Task statement →
Please copy every line from the records below that contains the string "よろしくお願いします".

:: Material provided

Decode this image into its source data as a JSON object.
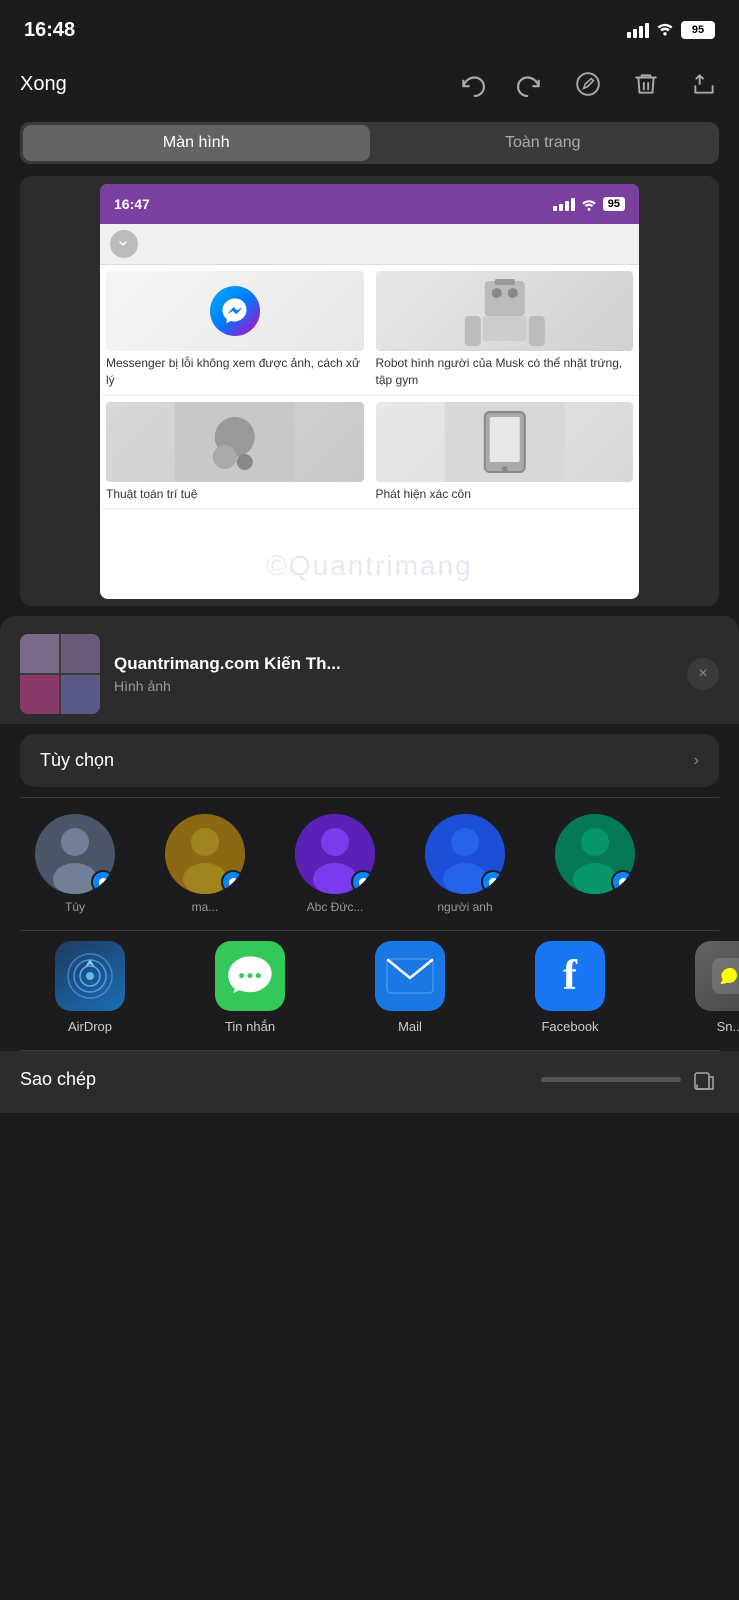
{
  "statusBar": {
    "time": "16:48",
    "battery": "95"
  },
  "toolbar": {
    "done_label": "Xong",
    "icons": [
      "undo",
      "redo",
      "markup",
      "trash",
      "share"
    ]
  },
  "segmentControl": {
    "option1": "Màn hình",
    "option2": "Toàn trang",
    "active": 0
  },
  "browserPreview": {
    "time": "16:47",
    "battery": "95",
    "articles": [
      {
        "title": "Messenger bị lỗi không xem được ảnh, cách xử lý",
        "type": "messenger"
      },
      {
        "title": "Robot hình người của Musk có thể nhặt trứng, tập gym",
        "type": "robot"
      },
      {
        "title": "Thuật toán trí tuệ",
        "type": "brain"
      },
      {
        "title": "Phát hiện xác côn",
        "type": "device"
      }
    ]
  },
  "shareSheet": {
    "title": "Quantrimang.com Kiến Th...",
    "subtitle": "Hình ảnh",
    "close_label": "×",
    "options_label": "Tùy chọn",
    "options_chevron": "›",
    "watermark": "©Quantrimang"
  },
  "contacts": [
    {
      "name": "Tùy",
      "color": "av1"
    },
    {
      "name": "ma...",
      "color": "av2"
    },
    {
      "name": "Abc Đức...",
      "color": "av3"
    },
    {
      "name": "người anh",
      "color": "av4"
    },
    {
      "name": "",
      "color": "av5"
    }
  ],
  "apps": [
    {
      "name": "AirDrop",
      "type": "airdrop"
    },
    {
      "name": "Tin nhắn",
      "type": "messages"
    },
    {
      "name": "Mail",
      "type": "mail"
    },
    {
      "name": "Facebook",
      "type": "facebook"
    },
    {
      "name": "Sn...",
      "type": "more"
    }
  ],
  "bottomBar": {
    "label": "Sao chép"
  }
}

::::
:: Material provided

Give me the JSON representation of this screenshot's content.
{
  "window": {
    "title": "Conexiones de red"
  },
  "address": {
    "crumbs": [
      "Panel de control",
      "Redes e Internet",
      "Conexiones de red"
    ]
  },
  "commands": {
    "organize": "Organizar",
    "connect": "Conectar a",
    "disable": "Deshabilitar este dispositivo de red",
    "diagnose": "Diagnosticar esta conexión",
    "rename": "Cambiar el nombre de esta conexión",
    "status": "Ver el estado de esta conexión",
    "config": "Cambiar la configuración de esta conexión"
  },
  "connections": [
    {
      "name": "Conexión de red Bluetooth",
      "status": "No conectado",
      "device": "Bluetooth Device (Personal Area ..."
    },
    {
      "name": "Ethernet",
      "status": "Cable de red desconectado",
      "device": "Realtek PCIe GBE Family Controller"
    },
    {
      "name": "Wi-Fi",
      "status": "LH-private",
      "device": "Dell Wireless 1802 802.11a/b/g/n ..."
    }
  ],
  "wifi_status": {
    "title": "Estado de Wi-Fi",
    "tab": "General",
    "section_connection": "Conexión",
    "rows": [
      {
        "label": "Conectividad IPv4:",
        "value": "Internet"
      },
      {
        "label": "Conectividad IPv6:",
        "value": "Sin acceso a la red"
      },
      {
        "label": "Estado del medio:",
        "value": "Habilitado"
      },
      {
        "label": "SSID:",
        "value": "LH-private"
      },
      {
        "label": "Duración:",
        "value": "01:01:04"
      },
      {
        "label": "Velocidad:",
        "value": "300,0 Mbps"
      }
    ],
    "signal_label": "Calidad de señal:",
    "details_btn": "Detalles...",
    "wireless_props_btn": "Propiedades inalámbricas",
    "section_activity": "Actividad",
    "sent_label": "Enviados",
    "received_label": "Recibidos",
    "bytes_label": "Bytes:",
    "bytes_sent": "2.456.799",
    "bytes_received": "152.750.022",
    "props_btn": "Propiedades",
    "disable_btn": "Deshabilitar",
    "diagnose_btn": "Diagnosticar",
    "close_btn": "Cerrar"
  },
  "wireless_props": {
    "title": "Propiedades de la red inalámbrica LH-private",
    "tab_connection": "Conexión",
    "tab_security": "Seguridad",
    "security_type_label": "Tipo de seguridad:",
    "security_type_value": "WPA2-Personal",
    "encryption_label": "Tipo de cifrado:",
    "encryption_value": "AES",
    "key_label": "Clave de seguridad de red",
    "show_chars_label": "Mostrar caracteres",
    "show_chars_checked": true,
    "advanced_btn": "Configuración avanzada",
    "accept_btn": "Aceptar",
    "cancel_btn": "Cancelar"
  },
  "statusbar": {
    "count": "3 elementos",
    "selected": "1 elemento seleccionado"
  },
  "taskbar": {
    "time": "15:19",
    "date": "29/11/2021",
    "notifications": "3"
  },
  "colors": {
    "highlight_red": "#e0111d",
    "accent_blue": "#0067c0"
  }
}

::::
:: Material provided

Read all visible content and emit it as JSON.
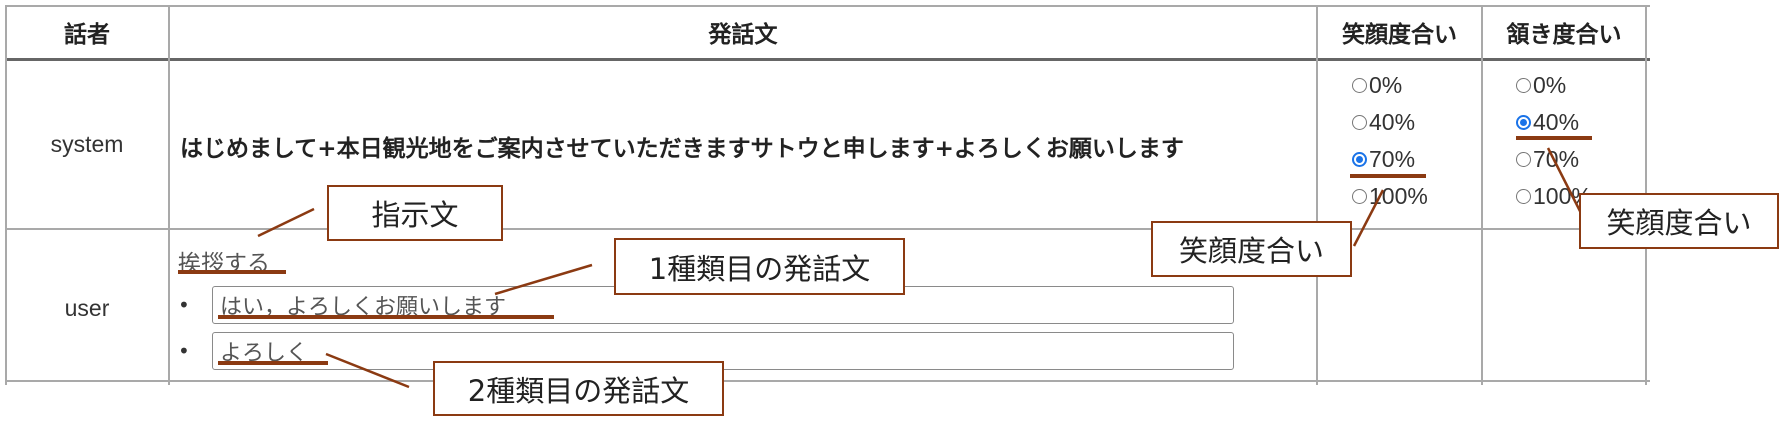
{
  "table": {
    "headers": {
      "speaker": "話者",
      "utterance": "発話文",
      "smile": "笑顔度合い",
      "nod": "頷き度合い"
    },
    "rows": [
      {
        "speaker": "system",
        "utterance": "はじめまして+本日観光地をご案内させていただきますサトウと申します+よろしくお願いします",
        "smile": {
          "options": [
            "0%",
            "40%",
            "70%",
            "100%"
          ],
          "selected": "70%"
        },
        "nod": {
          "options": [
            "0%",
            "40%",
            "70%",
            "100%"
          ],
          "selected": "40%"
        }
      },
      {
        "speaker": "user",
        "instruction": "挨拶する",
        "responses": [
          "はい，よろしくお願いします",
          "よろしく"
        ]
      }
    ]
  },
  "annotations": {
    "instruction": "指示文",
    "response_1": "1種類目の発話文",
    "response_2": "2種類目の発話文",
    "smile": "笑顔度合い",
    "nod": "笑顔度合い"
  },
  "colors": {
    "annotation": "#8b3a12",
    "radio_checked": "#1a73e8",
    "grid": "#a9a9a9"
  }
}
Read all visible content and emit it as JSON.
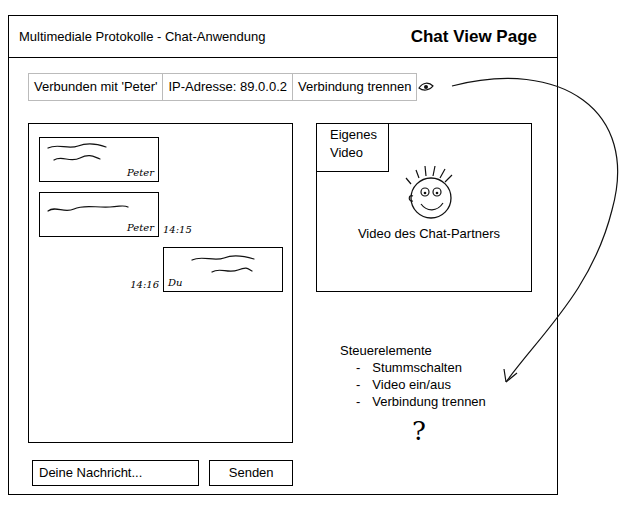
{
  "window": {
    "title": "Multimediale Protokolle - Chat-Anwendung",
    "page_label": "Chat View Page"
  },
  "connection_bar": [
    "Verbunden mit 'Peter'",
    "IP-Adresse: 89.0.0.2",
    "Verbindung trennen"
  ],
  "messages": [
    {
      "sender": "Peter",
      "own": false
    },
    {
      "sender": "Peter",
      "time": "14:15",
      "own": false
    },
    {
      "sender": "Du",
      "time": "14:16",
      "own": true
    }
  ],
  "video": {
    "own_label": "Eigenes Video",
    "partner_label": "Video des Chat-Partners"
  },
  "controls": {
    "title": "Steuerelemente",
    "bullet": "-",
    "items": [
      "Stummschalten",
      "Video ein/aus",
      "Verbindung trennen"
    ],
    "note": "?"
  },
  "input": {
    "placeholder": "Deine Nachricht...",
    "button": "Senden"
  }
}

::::

Your solution →
        "utterance": "はじめまして+本日観光地をご案内させていただきますサトウと申します+よろしくお願いします",
          "はい，よろしくお願いします",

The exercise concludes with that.